Since Humalog works so quickly, I can also use it to correct my BG if it's a little high. If it's say 11mmol/L, and I haven't eaten recently, I can take 2 units of insulin which (using my insulin sensitivity factor) will bring it down by 5mmol/L to about 6mmol/L within an hour or two. This allows me actively manage my BG. On the old injection system, if your BG was wrong, you had to adjust your insulin the following day, do everything else the same and hope the BG came out better. We all know that two days are never the same, and sometimes the BG just does what it wants irrespective of your best laid plans. Now I can respond to the situation as it happens.
Is this tight control really necessary?
Some doctors claim that this extra-tight control, with an actively managed BG, is unnecessary, as it does not reduce the risk of complications any further. This is irrelevant to me: what I know is that when my BG is high, I feel lethargic and irritable, and when it is normal I feel energised and enthusiastic. This is motivation enough for getting perfect BGs.
Old pump memories
Many doctors also remember only the "bad old days" of insulin pumps when they were first trialled in Britain in the 1980's. Many of the problems that prevented them being used have been overcome. They are now smaller, lighter, and very reliable. The stainless steel needles that scarred the skin and caused infections have been replaced by much better Teflon cannulas. And the special tubing no longer causes the insulin to crystallise and block the system.
Not perfect, but the best available
Pumping does not give perfect control. Diabetes is not like that. But it gives you the best possible control, and it puts directly in your hands the ability and responsibilty to handle situations yourself. I no longer have bad hypos. Ever. I eat whatever I want, whenever I want, if I want. My last HbA1c was 5.7%. Well, for now at least, that's almost as good as a cure.
Created: November 1999; Last updated: Tuesday 5 June 2001
Other pages about pumps
[ Funding issues | Pros and cons of pumping | Diabetes UK on pump therapy | Pumps in the Republic of Ireland | What is an insulin pump? | Just like wearing a yoyo | Not controlled, but in control! | Rewriting the diabetes rulebook | To pump or not to pump? | Pumps in pregnancy | Using the insulin pump during pregnancy | Life on a pump | UK pump news | Which pump? | MiniMed | Disetronic | Animas | Books to help with diabetes | Other pump websites | My pump ]
Other pages about food
On 1 Aug 2005 Duane Keith wrote:
John, are you still there?? I ask as the last comment was three years ago...
I have been highly he-has-an-appliance-attached-I-feel-like-such-an-invalid-with-this-stupid-thing resistant to the idea of using a pump. Your article is, to the contrary, quite persuasive. Is it all still working for you? My brother wears one, but his sales talks are monosyllabic responses. My 22-year-old daughter wears one, and half of what she says to the old man on any topic is resentfully scornful, so no help from them.
On 2 Aug 2005 John Neale replied:

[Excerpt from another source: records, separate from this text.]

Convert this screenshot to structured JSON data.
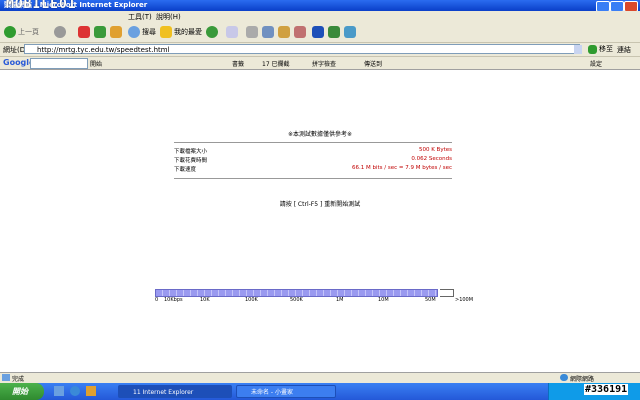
{
  "window": {
    "title": "頭端網站 - Microsoft Internet Explorer",
    "watermark": "MOBILE01"
  },
  "menu": {
    "tools": "工具(T)",
    "help": "說明(H)"
  },
  "toolbar": {
    "back": "上一頁",
    "search": "搜尋",
    "favorites": "我的最愛"
  },
  "address": {
    "label": "網址(D)",
    "url": "http://mrtg.tyc.edu.tw/speedtest.html",
    "go": "移至",
    "links": "連結"
  },
  "google_bar": {
    "logo": "Google",
    "go": "開始",
    "bookmarks": "書籤",
    "blocked": "17 已攔截",
    "spell": "拼字檢查",
    "send": "傳送到",
    "settings": "設定"
  },
  "page": {
    "note": "※本測試數據僅供參考※",
    "rows": [
      {
        "label": "下載檔案大小",
        "value": "500 K Bytes"
      },
      {
        "label": "下載花費時間",
        "value": "0.062 Seconds"
      },
      {
        "label": "下載速度",
        "value": "66.1 M bits / sec = 7.9 M bytes / sec"
      }
    ],
    "restart": "請按 [ Ctrl-F5 ] 重新開始測試",
    "scale": [
      "0",
      "10Kbps",
      "10K",
      "100K",
      "500K",
      "1M",
      "10M",
      "50M",
      ">100M"
    ]
  },
  "status": {
    "left": "完成",
    "right": "網際網路"
  },
  "taskbar": {
    "start": "開始",
    "tasks": [
      "11 Internet Explorer",
      "未命名 - 小畫家"
    ],
    "image_id": "#336191"
  },
  "colors": {
    "accent": "#0a3fc8",
    "speed_bar": "#9a9af0",
    "value_red": "#c00000"
  }
}
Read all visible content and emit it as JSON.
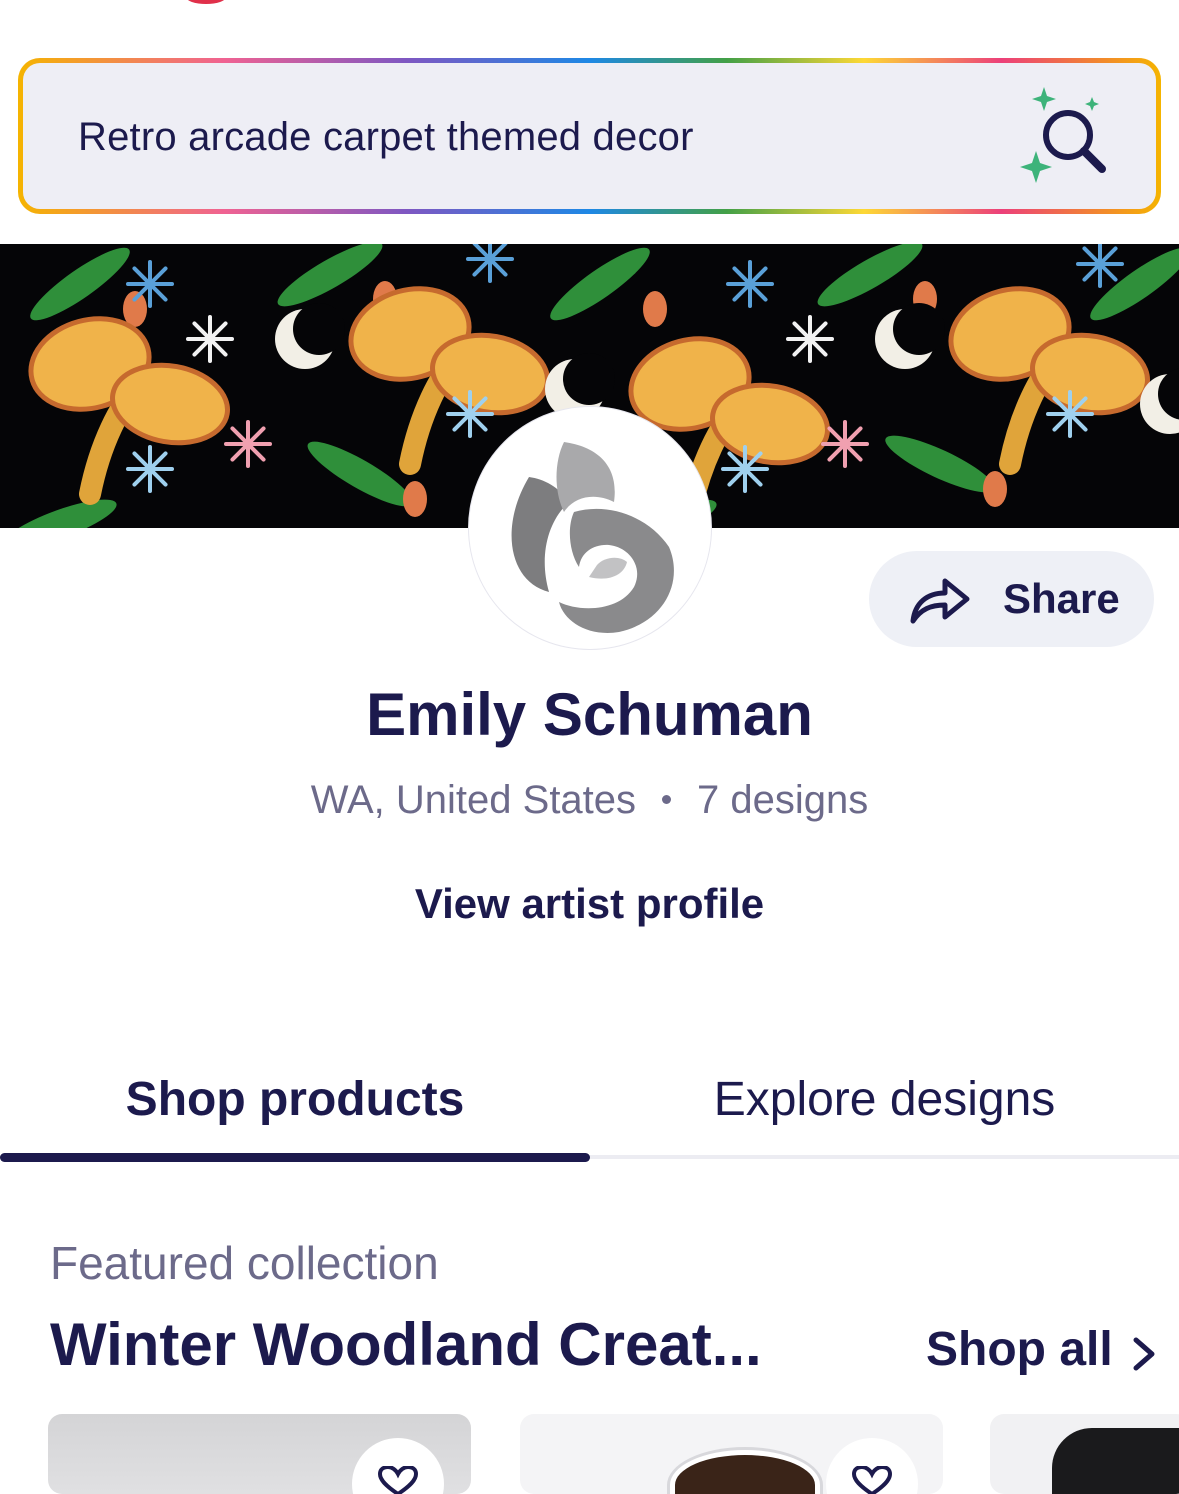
{
  "search": {
    "value": "Retro arcade carpet themed decor"
  },
  "actions": {
    "share_label": "Share"
  },
  "artist": {
    "name": "Emily Schuman",
    "location": "WA, United States",
    "designs": "7 designs",
    "view_profile": "View artist profile"
  },
  "tabs": [
    {
      "label": "Shop products",
      "active": true
    },
    {
      "label": "Explore designs",
      "active": false
    }
  ],
  "featured": {
    "label": "Featured collection",
    "title": "Winter Woodland Creat...",
    "shop_all": "Shop all"
  },
  "icons": {
    "search": "sparkle-search-icon",
    "share": "share-arrow-icon",
    "chevron": "chevron-right-icon",
    "favorite": "heart-icon"
  },
  "colors": {
    "primary": "#1c1a4d",
    "muted": "#6c6a8a",
    "search_bg": "#eeeef5",
    "share_bg": "#eef0f6",
    "sparkle": "#3db37a"
  }
}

I am still here, thanks Duane :-) I had a health crisis September 2002 with a brain tumour, which was operated on successfully, and two lots of chemotherapy have kept regrowths at bay so far. Beyond that, pumping continues satisfactorily.
On 7 Aug 2002 Sam Watkins wrote:
I feel exactly the same way! It is not a cure, but it really is the next best thing. I was diagnosed in 1977, at the age of four and I had been through single shots per day to MDI. Having had my pump for nearly 10 months, I wouldn't go back to not having it! (As for not getting colds etc., I seem to have had a nasty bug since March! Without my pump, I just wouldn't have been able to cope with it!)
On 27 Feb 2001 Jeff Nobles wrote:
John, I'm in Houston, Texas, and have had type 1 diabetes since 1973. Thanks for your efforts in putting together this website. When I first found it several months ago, it gave me the initial push to begin seriously considering pump therapy. Hope to be wearing my own pump within the next month. Best wishes for your continued good health. --Jeff Nobles